→ What you have to do:
The answer must consist of each line of the records below that contains the string "ingrediente".

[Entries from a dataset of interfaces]

......

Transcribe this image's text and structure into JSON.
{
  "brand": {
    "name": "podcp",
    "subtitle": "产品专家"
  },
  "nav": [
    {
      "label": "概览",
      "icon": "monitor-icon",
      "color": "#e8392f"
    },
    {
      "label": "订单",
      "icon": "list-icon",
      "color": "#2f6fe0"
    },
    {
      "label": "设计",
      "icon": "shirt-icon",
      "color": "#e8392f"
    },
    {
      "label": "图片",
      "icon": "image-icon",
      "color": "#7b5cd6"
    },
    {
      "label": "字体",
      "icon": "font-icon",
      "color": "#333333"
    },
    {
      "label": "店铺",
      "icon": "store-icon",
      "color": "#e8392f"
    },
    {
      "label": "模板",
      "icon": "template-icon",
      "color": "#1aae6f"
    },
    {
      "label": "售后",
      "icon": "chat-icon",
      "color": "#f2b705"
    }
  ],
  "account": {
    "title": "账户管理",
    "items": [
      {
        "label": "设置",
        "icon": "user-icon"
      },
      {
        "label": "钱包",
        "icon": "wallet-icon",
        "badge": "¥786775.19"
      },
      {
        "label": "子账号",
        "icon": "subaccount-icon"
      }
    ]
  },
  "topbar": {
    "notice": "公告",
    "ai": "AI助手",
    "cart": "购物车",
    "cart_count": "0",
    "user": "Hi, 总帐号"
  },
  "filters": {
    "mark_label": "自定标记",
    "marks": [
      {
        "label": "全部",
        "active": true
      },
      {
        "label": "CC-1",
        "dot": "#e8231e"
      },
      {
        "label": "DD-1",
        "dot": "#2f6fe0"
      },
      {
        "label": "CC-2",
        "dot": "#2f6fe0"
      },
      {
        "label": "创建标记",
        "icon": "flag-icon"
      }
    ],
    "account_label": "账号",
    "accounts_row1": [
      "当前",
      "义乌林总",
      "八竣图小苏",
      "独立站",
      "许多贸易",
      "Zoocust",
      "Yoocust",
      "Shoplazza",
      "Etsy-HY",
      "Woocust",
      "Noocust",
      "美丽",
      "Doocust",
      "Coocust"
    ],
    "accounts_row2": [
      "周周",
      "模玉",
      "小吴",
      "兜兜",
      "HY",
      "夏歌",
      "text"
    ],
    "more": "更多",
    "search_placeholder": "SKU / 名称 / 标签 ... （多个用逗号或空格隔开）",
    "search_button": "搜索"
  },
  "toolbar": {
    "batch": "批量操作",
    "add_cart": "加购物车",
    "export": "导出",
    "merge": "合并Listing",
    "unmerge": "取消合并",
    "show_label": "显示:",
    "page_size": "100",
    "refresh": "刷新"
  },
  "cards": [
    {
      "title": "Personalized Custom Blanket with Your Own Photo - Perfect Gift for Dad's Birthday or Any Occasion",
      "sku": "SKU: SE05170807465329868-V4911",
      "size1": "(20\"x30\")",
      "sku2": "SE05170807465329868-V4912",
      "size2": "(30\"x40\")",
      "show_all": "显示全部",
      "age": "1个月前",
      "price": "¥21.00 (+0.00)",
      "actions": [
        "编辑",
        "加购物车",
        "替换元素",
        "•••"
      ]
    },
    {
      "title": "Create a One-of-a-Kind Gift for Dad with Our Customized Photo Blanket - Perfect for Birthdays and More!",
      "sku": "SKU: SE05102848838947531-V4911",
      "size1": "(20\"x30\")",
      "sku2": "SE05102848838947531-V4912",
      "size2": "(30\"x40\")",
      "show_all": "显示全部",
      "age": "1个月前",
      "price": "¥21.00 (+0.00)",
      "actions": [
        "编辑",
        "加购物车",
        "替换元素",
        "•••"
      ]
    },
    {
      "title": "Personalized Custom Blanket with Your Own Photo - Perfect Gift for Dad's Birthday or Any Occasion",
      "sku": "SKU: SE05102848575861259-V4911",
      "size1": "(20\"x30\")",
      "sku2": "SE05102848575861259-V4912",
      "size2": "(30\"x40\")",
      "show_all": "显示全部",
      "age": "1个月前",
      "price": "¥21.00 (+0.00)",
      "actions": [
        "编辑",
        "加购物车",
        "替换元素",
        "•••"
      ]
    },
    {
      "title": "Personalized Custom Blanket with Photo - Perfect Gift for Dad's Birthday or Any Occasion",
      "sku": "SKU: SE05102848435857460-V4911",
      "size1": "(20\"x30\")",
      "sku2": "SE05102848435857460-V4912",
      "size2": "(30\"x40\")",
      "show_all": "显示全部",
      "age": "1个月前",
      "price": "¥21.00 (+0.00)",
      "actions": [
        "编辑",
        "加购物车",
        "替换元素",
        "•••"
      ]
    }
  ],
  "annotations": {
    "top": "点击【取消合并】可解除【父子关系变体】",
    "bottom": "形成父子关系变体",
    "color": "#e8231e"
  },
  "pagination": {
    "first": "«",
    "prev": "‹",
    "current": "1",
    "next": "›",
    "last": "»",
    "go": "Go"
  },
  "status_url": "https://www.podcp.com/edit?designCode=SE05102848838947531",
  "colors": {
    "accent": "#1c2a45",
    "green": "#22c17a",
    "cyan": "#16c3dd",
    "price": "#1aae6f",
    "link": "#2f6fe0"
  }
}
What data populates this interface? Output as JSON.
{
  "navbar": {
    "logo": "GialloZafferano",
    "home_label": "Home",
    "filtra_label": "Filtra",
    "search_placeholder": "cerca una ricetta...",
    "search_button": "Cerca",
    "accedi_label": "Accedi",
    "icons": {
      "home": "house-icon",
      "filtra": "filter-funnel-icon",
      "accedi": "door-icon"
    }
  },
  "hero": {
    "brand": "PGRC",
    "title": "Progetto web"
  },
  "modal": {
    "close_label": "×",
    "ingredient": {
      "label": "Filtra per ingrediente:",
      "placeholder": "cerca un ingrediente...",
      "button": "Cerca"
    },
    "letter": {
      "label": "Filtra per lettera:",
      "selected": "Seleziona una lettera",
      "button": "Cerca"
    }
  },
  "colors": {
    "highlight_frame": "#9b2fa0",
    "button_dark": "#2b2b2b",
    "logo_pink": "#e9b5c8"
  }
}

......

→ Solution to the problem:
      "label": "Filtra per ingrediente:",
      "placeholder": "cerca un ingrediente...",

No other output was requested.